▸ HOW TO COMPLETE THIS TASK: The answer must be every line of the records below that contains the word "JSON", copied out.
(MATERIALS PROVIDED Opens)
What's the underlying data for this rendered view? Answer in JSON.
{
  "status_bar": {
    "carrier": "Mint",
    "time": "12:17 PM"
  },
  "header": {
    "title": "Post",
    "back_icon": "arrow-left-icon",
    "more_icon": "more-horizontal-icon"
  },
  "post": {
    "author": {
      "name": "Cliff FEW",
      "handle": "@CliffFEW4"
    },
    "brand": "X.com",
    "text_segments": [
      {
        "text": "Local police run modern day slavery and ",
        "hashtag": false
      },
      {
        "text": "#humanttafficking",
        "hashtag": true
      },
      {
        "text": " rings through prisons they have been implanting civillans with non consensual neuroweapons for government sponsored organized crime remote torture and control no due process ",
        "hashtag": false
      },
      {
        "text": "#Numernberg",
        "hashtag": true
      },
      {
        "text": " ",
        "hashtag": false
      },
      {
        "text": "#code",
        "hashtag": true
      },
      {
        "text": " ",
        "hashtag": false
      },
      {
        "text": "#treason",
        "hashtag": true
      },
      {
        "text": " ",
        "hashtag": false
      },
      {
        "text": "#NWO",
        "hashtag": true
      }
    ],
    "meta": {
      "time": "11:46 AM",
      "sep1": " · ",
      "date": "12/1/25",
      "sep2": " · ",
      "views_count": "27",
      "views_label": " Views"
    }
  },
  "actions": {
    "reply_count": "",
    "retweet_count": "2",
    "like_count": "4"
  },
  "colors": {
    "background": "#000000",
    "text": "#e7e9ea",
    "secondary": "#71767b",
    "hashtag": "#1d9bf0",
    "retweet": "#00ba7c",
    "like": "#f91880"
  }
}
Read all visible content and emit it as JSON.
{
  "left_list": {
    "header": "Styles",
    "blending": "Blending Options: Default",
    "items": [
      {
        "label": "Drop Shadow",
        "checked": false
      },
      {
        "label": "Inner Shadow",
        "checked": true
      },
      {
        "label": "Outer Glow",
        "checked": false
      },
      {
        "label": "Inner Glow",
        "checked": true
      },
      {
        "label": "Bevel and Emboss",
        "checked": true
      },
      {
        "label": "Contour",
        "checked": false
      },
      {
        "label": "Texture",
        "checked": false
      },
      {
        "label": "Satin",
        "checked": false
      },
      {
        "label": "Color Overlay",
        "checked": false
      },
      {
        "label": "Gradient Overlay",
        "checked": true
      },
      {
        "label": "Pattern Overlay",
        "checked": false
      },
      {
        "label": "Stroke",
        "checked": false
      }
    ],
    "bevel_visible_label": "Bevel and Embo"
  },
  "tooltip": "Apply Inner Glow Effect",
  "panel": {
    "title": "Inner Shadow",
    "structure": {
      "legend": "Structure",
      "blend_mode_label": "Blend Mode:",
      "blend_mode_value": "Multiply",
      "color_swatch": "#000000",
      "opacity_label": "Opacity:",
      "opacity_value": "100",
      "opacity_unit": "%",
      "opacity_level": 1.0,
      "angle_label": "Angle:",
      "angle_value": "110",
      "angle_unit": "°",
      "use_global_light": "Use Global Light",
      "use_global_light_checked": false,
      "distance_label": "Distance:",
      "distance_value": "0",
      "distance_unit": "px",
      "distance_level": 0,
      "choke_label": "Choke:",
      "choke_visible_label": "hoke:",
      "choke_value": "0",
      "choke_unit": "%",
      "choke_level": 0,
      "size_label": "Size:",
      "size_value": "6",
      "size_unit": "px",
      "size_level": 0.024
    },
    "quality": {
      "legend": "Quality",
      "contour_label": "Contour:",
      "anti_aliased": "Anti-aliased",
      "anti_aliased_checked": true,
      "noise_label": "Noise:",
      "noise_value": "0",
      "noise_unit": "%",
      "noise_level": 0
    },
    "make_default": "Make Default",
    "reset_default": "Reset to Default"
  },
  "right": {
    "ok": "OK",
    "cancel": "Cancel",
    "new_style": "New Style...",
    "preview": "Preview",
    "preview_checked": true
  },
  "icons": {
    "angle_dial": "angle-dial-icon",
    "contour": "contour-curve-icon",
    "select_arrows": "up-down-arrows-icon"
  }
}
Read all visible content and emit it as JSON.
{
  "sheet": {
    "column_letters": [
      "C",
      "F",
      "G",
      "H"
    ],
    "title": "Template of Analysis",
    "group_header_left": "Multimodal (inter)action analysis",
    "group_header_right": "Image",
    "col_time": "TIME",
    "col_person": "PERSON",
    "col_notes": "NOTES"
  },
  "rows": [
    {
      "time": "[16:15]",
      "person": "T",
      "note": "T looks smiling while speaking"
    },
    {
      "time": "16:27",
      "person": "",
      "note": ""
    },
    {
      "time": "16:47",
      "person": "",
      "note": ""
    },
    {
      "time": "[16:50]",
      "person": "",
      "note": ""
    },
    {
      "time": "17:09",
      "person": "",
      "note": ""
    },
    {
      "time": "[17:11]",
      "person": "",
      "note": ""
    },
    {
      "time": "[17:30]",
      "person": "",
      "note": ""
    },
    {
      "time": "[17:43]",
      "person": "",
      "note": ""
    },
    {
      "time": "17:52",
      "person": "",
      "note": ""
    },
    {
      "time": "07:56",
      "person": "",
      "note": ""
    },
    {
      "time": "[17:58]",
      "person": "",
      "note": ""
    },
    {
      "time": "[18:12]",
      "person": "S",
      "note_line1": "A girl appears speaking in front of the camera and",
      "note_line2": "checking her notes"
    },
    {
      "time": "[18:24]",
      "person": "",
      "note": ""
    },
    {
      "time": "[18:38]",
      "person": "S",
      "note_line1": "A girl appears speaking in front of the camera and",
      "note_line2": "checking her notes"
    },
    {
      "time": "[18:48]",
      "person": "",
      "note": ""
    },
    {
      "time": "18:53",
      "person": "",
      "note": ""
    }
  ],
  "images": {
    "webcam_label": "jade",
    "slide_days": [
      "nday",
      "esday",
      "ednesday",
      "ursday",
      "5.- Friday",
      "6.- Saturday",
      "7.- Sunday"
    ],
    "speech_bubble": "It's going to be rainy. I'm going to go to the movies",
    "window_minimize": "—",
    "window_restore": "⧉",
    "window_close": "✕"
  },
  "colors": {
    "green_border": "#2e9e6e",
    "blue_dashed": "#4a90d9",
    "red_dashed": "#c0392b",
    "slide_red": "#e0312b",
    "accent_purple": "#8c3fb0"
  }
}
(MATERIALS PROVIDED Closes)
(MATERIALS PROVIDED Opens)
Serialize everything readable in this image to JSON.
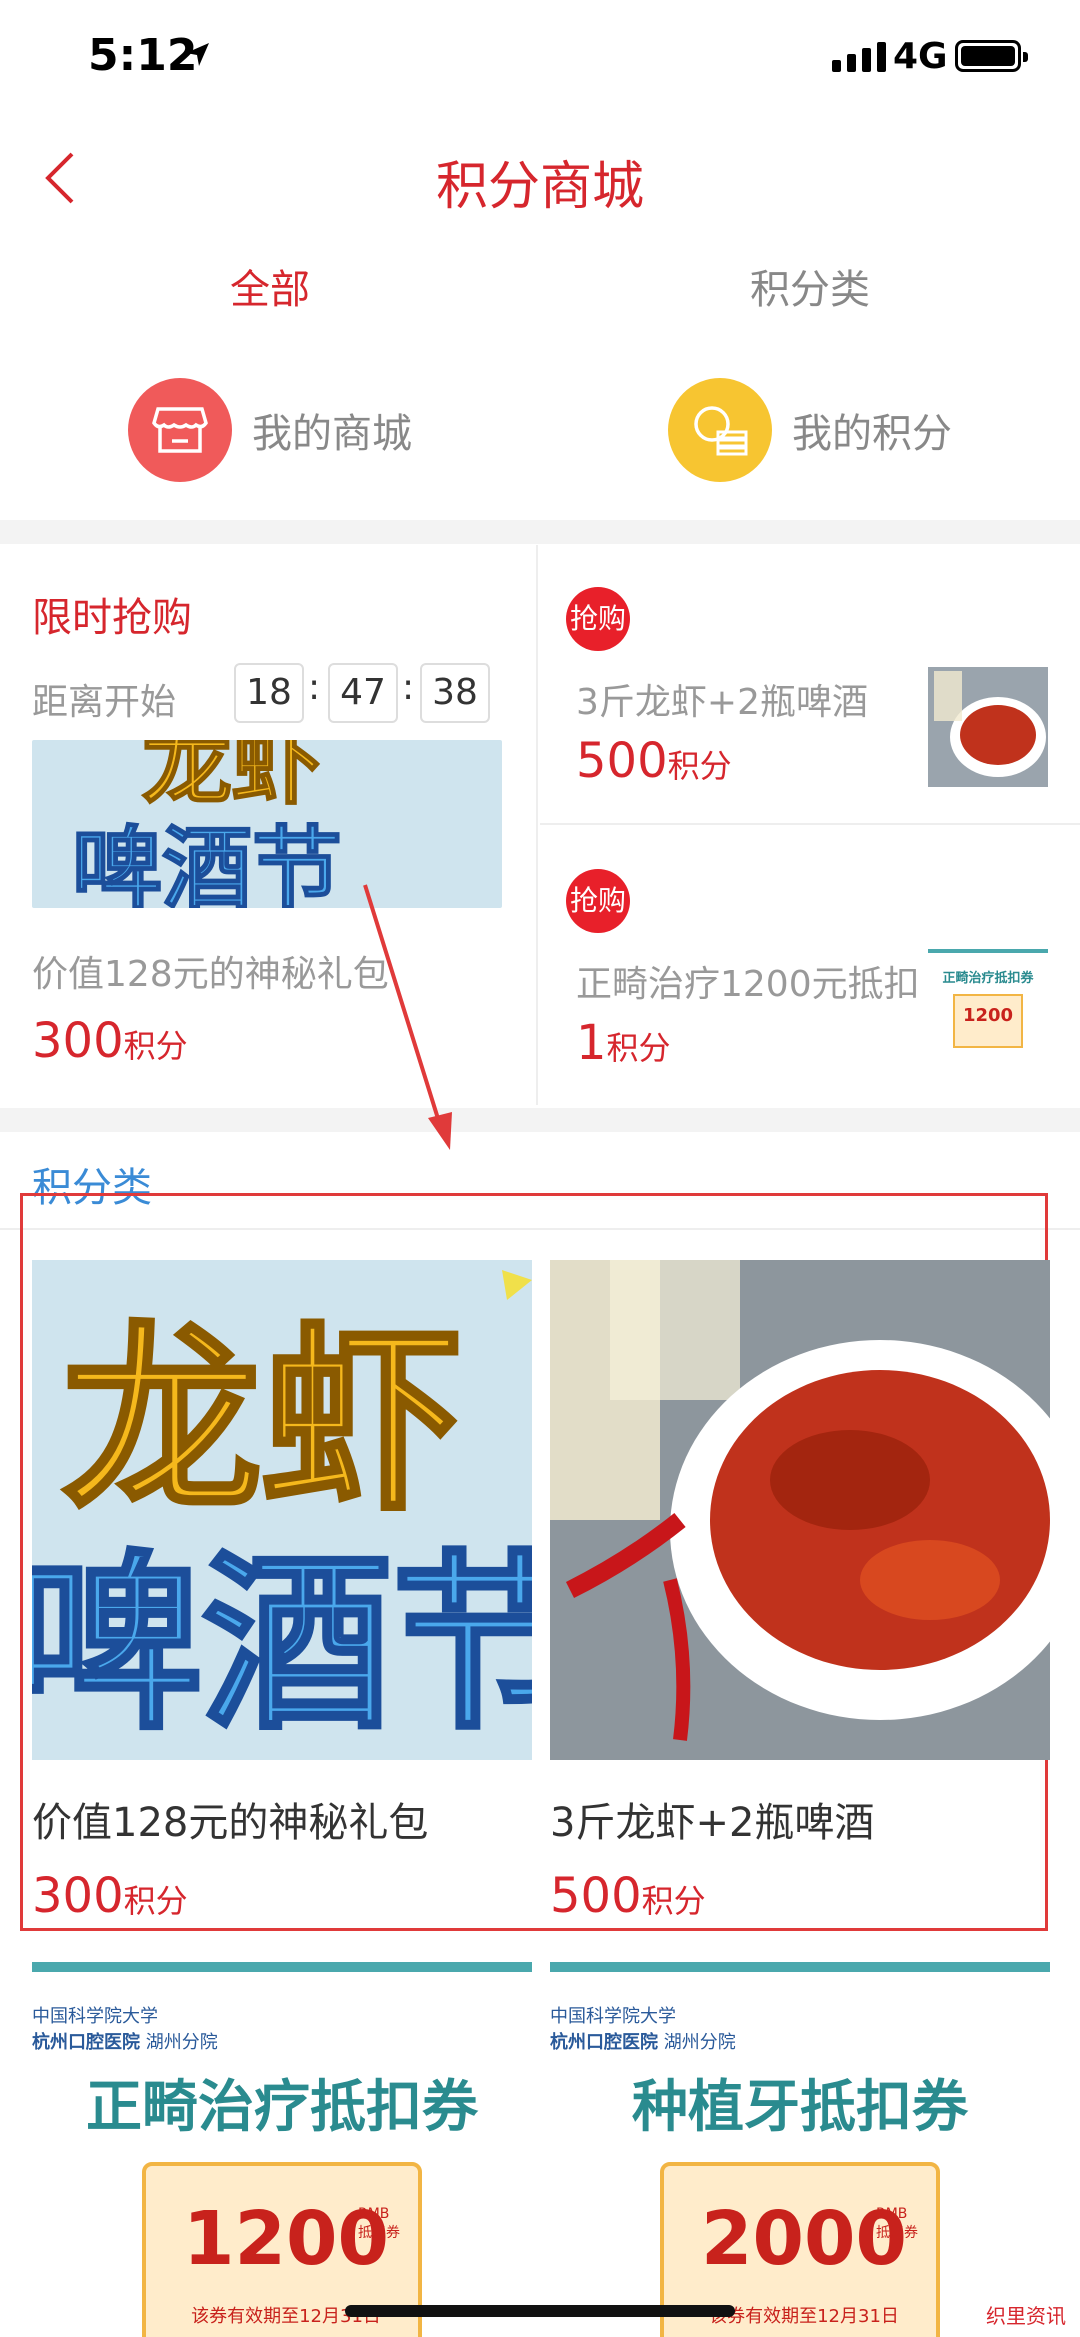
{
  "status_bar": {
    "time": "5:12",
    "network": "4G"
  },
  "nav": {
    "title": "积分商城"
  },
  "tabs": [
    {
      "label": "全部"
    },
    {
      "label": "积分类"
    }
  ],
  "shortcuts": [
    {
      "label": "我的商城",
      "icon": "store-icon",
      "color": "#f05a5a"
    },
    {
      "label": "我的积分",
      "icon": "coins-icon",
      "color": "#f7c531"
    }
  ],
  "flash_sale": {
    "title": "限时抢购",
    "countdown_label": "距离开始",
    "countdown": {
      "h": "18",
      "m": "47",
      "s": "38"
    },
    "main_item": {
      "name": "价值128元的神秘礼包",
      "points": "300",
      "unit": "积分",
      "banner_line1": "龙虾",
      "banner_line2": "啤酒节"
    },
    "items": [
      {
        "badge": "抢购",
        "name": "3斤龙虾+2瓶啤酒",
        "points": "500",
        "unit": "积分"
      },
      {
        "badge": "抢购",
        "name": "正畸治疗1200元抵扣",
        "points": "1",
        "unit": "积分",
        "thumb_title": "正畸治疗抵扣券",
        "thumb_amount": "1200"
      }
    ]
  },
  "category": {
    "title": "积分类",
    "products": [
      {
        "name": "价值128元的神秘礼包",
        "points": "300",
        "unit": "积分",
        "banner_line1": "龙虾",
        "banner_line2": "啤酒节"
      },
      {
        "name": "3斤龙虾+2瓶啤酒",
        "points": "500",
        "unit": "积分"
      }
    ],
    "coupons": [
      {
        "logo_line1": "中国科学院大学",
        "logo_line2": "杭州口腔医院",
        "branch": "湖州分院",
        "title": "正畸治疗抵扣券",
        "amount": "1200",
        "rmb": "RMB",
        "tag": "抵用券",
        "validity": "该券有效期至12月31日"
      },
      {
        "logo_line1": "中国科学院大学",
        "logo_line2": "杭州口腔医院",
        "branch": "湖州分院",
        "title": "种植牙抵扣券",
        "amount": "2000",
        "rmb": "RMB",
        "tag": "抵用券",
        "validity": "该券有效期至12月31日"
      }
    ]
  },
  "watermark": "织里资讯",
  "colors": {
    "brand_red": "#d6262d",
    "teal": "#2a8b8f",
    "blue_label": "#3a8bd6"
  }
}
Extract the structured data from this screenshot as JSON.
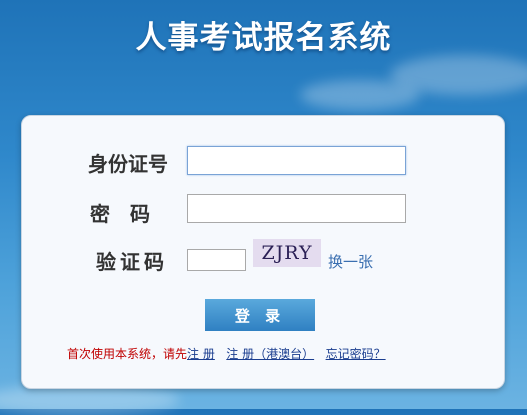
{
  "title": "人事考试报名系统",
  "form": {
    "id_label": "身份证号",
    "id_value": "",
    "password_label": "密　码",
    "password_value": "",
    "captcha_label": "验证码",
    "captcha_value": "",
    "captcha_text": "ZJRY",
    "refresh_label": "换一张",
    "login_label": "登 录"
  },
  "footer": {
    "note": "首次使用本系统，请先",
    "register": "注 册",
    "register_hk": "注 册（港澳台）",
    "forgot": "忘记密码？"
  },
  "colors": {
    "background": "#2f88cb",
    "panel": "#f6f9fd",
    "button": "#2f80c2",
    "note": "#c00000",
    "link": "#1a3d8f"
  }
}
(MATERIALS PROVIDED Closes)
▸ TASK RESPONSE:
What's the underlying data for this rendered view? Answer in JSON.
Read all visible content and emit it as JSON.
Read all visible content and emit it as JSON.
Serialize everything readable in this image to JSON.
Extract the structured data from this screenshot as JSON.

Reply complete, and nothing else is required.